• How to complete this task:
Nothing in the entries may change when you repeat them, and no images may appear.

• Record set:
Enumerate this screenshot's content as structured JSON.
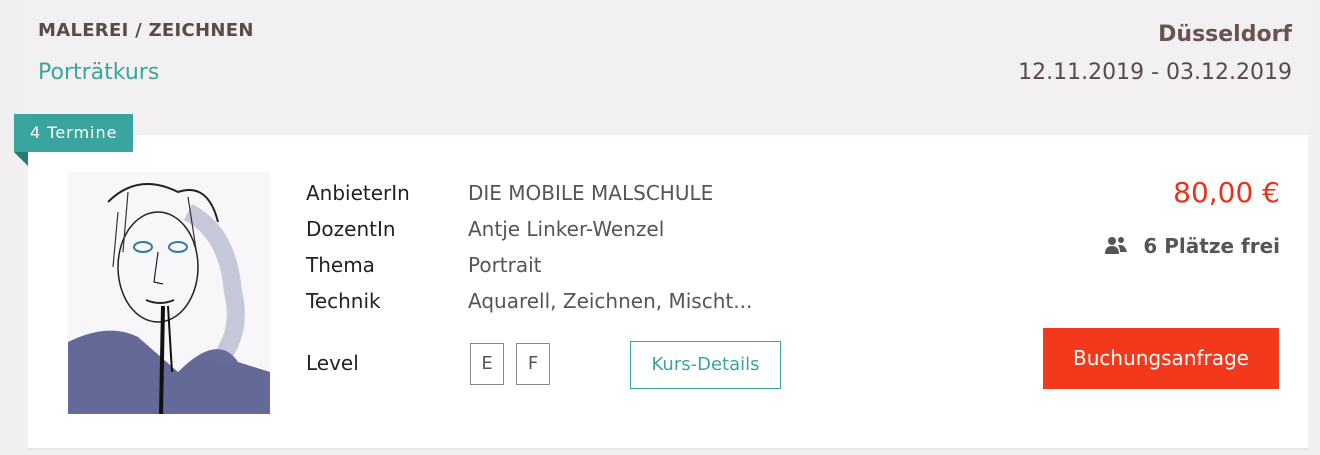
{
  "header": {
    "category": "MALEREI / ZEICHNEN",
    "title": "Porträtkurs",
    "city": "Düsseldorf",
    "date_range": "12.11.2019 - 03.12.2019"
  },
  "termine_badge": "4 Termine",
  "info": {
    "labels": [
      "AnbieterIn",
      "DozentIn",
      "Thema",
      "Technik"
    ],
    "values": [
      "DIE MOBILE MALSCHULE",
      "Antje Linker-Wenzel",
      "Portrait",
      "Aquarell, Zeichnen, Mischt..."
    ],
    "level_label": "Level",
    "levels": [
      "E",
      "F"
    ]
  },
  "buttons": {
    "details": "Kurs-Details",
    "booking": "Buchungsanfrage"
  },
  "price": "80,00 €",
  "places": "6 Plätze frei",
  "colors": {
    "accent": "#3aa59e",
    "price": "#e8331c",
    "booking": "#f2391b"
  },
  "icons": {
    "places": "users-icon"
  }
}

• Result below:
Enumerate this screenshot's content as structured JSON.
{
  "header": {
    "category": "MALEREI / ZEICHNEN",
    "title": "Porträtkurs",
    "city": "Düsseldorf",
    "date_range": "12.11.2019 - 03.12.2019"
  },
  "termine_badge": "4 Termine",
  "info": {
    "labels": [
      "AnbieterIn",
      "DozentIn",
      "Thema",
      "Technik"
    ],
    "values": [
      "DIE MOBILE MALSCHULE",
      "Antje Linker-Wenzel",
      "Portrait",
      "Aquarell, Zeichnen, Mischt..."
    ],
    "level_label": "Level",
    "levels": [
      "E",
      "F"
    ]
  },
  "buttons": {
    "details": "Kurs-Details",
    "booking": "Buchungsanfrage"
  },
  "price": "80,00 €",
  "places": "6 Plätze frei",
  "colors": {
    "accent": "#3aa59e",
    "price": "#e8331c",
    "booking": "#f2391b"
  },
  "icons": {
    "places": "users-icon"
  }
}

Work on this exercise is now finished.